La Chapelle Gauthier is a village in the département Eure in Upper Normandy in France. It had 347 inhabitants in 2007. It belongs to the canton Broglie and its municipalities association. The village was the origin of a rebellious group of peasants called “Jacquerie des gautiers”. At first they defended villages against pillaging soldiers during the French Wars of Religion (1562–98). Then they united men of a lots of villages and were in the end an army of around 16000 people. The Catholic League took over the leadership and most of the “Gautiers” were killed in 1589.
The nave of the church Notre-Dame seems to have been rebuilt with bricks. The choir seems to be older, it’s façade consists of flint and mortar. The portal looks original. Around the church lies its cemetery with two huge yew trees. That place is classified as “site classé” (nature monument).

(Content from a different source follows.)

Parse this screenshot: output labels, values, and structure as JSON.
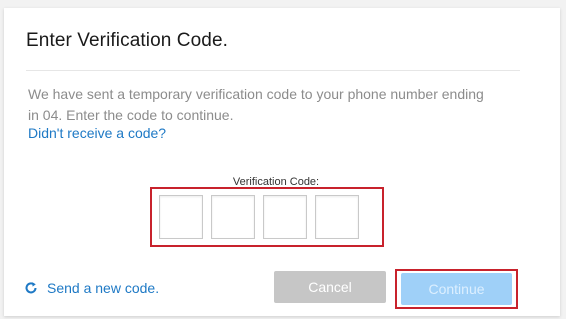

Like a lot of villages in Normandy, La Chapelle-Gauthier had a train station. The railway line had been opened at the end of the 19th century and was closed some time after the Second World War. On the other side of the road stood the “café de la gare”, the café of the train station. Both houses are dwelling places today. Friends of mine live in the former café.

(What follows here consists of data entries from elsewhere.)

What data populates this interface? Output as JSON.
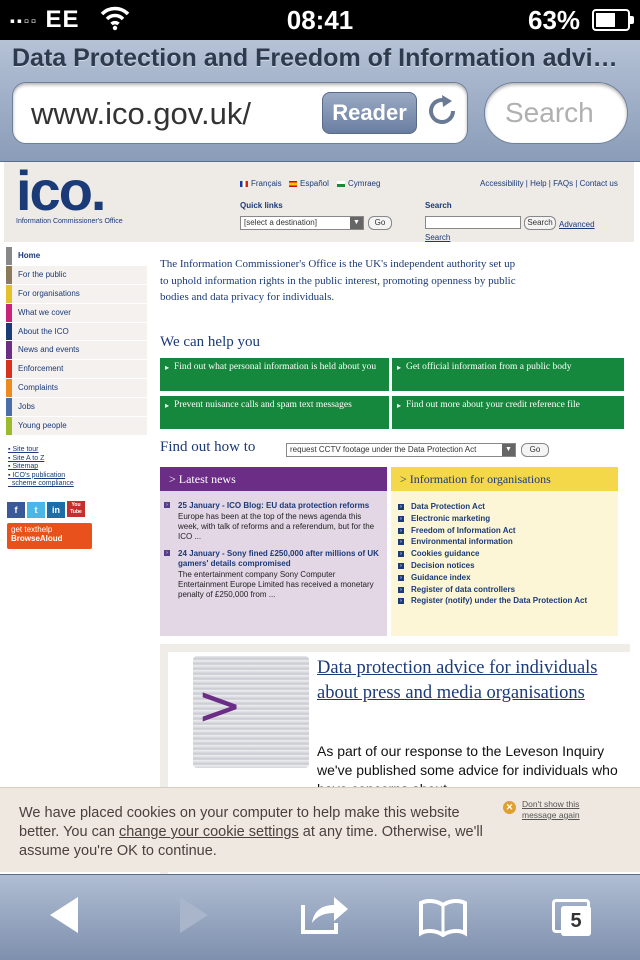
{
  "status_bar": {
    "carrier": "EE",
    "time": "08:41",
    "battery": "63%",
    "battery_level": 0.63
  },
  "browser": {
    "page_title": "Data Protection and Freedom of Information advice - ICO",
    "url": "www.ico.gov.uk/",
    "reader_label": "Reader",
    "search_placeholder": "Search",
    "tab_count": "5"
  },
  "header": {
    "logo": "ico.",
    "logo_subtitle": "Information Commissioner's Office",
    "languages": [
      "Français",
      "Español",
      "Cymraeg"
    ],
    "utility_links": "Accessibility | Help | FAQs | Contact us",
    "quick_links_label": "Quick links",
    "quick_links_value": "[select a destination]",
    "go_label": "Go",
    "search_label": "Search",
    "search_button": "Search",
    "advanced_link": "Advanced",
    "search_link": "Search"
  },
  "nav": {
    "items": [
      {
        "label": "Home",
        "color": "#ffffff"
      },
      {
        "label": "For the public",
        "color": "#8a7a5a"
      },
      {
        "label": "For organisations",
        "color": "#e3c12a"
      },
      {
        "label": "What we cover",
        "color": "#c8227a"
      },
      {
        "label": "About the ICO",
        "color": "#1b3a78"
      },
      {
        "label": "News and events",
        "color": "#6b2d85"
      },
      {
        "label": "Enforcement",
        "color": "#d8321e"
      },
      {
        "label": "Complaints",
        "color": "#ec8a1e"
      },
      {
        "label": "Jobs",
        "color": "#4a6fa8"
      },
      {
        "label": "Young people",
        "color": "#9bbb2a"
      }
    ]
  },
  "side_links": [
    "Site tour",
    "Site A to Z",
    "Sitemap",
    "ICO's publication",
    "scheme compliance"
  ],
  "social": {
    "facebook": "f",
    "twitter": "t",
    "linkedin": "in",
    "youtube": "You Tube"
  },
  "browsealoud": {
    "line1": "get texthelp",
    "line2": "BrowseAloud"
  },
  "intro": "The Information Commissioner's Office is the UK's independent authority set up to uphold information rights in the public interest, promoting openness by public bodies and data privacy for individuals.",
  "help": {
    "heading": "We can help you",
    "boxes": [
      "Find out what personal information is held about you",
      "Get official information from a public body",
      "Prevent nuisance calls and spam text messages",
      "Find out more about your credit reference file"
    ]
  },
  "find_out": {
    "label": "Find out how to",
    "value": "request CCTV footage under the Data Protection Act",
    "go_label": "Go"
  },
  "latest_news": {
    "heading": "> Latest news",
    "items": [
      {
        "title": "25 January - ICO Blog: EU data protection reforms",
        "desc": "Europe has been at the top of the news agenda this week, with talk of reforms and a referendum, but for the ICO ..."
      },
      {
        "title": "24 January - Sony fined £250,000 after millions of UK gamers' details compromised",
        "desc": "The entertainment company Sony Computer Entertainment Europe Limited has received a monetary penalty of £250,000 from ..."
      }
    ]
  },
  "org_info": {
    "heading": "> Information for organisations",
    "items": [
      "Data Protection Act",
      "Electronic marketing",
      "Freedom of Information Act",
      "Environmental information",
      "Cookies guidance",
      "Decision notices",
      "Guidance index",
      "Register of data controllers",
      "Register (notify) under the Data Protection Act"
    ]
  },
  "feature": {
    "title": "Data protection advice for individuals about press and media organisations",
    "text": "As part of our response to the Leveson Inquiry we've published some advice for individuals who have concerns about"
  },
  "cookie": {
    "text_before": "We have placed cookies on your computer to help make this website better. You can ",
    "link": "change your cookie settings",
    "text_after": " at any time. Otherwise, we'll assume you're OK to continue.",
    "dismiss": "Don't show this message again"
  },
  "colors": {
    "ico_blue": "#1b3a78",
    "help_green": "#16883e",
    "news_purple": "#6b2d85",
    "news_bg": "#e3d7e6",
    "org_yellow": "#f4d84a",
    "org_bg": "#fcf6d6"
  },
  "icons": {
    "wifi": "wifi-icon",
    "battery": "battery-icon",
    "reload": "reload-icon",
    "back": "back-icon",
    "forward": "forward-icon",
    "share": "share-icon",
    "bookmarks": "bookmarks-icon",
    "tabs": "tabs-icon"
  }
}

Dictionnaire historique de toutes les communes du département de l’Eure by Charpillon, Anatole Caresme 1868, pages: 724-730 (French)